Records excerpted from a collection:
|---|

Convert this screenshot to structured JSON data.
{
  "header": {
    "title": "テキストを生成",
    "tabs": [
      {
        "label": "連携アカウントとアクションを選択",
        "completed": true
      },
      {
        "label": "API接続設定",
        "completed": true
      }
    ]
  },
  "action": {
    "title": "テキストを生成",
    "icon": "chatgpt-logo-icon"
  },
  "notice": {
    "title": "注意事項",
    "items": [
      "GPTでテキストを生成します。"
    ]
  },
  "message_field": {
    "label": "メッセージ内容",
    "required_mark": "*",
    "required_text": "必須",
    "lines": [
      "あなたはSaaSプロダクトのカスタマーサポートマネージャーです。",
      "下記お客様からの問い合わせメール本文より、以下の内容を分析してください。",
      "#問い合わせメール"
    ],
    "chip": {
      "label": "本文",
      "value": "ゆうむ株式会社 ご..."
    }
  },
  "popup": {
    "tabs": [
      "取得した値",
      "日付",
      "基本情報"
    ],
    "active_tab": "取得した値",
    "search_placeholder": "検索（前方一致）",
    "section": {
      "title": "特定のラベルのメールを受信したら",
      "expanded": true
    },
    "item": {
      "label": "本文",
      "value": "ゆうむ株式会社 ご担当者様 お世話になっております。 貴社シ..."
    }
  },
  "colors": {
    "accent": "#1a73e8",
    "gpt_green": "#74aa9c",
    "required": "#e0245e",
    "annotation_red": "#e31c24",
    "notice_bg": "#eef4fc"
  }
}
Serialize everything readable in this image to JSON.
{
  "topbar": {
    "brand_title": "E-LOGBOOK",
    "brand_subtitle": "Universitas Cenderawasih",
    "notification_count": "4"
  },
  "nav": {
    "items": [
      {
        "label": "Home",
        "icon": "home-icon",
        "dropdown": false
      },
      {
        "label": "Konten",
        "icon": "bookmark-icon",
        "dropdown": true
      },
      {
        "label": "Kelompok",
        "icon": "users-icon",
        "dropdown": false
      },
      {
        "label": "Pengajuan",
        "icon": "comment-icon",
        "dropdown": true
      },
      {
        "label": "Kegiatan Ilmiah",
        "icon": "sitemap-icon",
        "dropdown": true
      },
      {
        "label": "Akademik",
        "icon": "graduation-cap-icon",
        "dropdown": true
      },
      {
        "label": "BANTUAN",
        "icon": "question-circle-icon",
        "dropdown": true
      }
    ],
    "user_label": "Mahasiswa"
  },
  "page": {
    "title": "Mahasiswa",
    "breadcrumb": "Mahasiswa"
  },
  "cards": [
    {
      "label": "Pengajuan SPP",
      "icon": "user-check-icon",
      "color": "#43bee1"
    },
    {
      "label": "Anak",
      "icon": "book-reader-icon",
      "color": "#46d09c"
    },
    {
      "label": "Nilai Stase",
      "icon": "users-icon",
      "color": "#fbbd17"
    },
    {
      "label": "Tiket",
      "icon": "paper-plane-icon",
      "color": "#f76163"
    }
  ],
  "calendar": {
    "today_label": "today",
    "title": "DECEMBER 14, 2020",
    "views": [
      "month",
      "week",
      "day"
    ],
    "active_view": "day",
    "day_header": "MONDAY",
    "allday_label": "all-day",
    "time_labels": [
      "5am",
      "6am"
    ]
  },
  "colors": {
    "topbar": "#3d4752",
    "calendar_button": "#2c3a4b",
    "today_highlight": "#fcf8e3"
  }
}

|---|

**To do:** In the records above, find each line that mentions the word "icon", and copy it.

**Exercise answer:**
    "icon": "chatgpt-logo-icon"
        "icon": "home-icon",
        "icon": "bookmark-icon",
        "icon": "users-icon",
        "icon": "comment-icon",
        "icon": "sitemap-icon",
        "icon": "graduation-cap-icon",
        "icon": "question-circle-icon",
      "icon": "user-check-icon",
      "icon": "book-reader-icon",
      "icon": "users-icon",
      "icon": "paper-plane-icon",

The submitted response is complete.